Read more here.

Dec 17 2010

State adopts network of protected marine areas

By Tony Barboza, Los Angeles Times
December 16, 2010

Reporting from Santa Barbara – More than 350 square miles of ocean from Point Conception to the U.S.-Mexico border — about 15% of the Southern California coast — will be protected under a network of marine reserves narrowly approved by state wildlife officials.

The 3-2 vote Wednesday by the California Fish and Game Commission bans or restricts fishing
in 49 protected marine areas designed to replenish depleted fish populations and protect marine life.

Read the rest of the story here.

Dec 4 2010

Why do we keep hearing global fisheries are collapsing?

Some marine scientists say many of the world’s fish stocks are nearing collapse…but the data suggest otherwise. So why is the media still reporting that we’re on the verge of a fisheries apocalypse?

Peter Kareiva, Cool Green Science Blog, provides insight into this question, along with an article published in Science Chronicles by world-renown scientist Ray Hilborn.

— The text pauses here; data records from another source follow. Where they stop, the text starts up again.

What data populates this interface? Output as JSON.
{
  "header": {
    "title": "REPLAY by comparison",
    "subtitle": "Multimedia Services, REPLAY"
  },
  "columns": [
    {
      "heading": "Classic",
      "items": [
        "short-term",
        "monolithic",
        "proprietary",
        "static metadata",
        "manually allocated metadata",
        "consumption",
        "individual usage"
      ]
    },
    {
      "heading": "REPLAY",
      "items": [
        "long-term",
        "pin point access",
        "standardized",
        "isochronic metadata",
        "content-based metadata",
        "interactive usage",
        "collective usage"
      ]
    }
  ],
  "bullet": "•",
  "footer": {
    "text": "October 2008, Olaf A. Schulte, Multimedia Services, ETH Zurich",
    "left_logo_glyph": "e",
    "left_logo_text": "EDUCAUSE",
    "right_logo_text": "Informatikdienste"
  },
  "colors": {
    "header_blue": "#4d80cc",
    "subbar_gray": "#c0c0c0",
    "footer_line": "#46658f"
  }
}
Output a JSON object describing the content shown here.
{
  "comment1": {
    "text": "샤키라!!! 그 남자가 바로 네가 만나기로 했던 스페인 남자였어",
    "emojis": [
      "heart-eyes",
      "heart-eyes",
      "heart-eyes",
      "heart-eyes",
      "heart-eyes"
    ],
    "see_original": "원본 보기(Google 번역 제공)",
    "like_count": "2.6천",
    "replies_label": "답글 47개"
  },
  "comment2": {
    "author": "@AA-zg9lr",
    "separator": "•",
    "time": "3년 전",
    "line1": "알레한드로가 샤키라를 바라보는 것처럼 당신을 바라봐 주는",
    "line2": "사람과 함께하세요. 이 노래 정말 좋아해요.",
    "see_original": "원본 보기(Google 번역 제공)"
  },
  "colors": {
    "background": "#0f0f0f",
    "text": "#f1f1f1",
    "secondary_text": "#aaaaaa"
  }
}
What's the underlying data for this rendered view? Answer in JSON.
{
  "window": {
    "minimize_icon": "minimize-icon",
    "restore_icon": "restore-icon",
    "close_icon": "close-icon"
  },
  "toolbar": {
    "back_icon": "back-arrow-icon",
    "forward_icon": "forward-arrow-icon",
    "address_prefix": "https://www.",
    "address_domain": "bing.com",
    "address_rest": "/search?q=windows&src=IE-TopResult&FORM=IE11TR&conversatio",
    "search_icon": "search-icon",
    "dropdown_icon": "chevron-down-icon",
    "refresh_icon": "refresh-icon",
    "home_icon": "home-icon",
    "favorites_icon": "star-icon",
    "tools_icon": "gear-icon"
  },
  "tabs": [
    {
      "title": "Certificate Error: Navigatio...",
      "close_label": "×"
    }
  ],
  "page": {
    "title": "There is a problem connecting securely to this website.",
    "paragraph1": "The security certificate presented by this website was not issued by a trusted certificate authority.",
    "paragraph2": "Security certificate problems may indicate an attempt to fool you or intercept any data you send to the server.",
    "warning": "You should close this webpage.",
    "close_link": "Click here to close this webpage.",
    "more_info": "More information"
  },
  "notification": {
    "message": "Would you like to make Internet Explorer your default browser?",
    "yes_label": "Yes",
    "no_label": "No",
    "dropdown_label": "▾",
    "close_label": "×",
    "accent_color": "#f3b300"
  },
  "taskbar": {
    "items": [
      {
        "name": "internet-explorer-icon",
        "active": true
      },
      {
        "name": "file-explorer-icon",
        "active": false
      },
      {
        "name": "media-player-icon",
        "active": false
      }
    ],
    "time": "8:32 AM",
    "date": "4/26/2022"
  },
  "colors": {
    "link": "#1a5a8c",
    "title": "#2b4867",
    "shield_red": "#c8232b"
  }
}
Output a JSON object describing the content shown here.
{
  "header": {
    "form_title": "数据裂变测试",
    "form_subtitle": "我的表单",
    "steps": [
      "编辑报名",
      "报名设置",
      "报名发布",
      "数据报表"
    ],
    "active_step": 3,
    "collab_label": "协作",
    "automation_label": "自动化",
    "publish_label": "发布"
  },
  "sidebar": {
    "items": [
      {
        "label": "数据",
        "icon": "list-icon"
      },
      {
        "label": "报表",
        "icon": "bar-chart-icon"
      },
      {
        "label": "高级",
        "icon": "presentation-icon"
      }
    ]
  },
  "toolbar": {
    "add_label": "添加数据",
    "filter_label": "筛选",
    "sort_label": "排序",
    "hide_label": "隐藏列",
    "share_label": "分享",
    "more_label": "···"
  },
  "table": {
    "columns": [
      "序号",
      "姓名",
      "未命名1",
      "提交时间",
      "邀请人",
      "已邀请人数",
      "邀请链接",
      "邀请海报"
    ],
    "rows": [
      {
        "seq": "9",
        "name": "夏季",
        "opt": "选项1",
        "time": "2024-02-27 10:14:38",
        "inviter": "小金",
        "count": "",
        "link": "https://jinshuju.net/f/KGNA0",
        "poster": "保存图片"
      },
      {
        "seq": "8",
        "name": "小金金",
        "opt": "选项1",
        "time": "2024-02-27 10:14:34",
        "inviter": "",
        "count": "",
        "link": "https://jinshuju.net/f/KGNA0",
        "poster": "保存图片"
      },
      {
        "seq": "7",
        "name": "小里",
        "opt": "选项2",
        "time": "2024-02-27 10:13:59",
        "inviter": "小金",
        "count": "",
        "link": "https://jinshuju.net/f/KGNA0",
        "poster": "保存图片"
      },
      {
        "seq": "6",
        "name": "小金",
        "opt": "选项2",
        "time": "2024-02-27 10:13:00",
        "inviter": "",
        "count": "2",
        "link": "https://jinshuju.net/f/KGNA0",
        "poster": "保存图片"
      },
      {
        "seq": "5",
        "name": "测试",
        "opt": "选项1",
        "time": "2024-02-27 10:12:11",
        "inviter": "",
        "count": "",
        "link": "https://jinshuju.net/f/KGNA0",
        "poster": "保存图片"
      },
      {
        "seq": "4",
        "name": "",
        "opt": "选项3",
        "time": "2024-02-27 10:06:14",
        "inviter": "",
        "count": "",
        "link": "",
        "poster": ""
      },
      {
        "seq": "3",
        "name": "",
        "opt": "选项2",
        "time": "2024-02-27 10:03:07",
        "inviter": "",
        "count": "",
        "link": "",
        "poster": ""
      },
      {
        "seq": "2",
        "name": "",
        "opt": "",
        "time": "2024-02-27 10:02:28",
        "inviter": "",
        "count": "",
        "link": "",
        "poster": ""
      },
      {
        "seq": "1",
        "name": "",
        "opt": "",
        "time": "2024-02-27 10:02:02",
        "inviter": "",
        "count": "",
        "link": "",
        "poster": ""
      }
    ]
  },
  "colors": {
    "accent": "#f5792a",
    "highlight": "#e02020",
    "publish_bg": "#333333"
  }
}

Hilborn, an aquatic and fishery sciences professor at the University of Washington, writes in his article:

“If you have paid any attention to the conservation literature or science journalism over the last five years, you likely have gotten the impression that our oceans are so poorly managed that they soon will be empty of fish — unless governments order drastic curtailment of current fishing practices, including the establishment of huge no-take zones across great swaths of the oceans.

“To be fair, there are some places where such severe declines may be true. A more balanced diagnosis, however, tells a different story — one that still requires changes in some fishing practices, but that is far from alarmist. But this balanced diagnosis is being almost wholly ignored in favor of an apocalyptic rhetoric that obscures the true issues fisheries face as well as the correct cures for those problems.”

Read both reports here.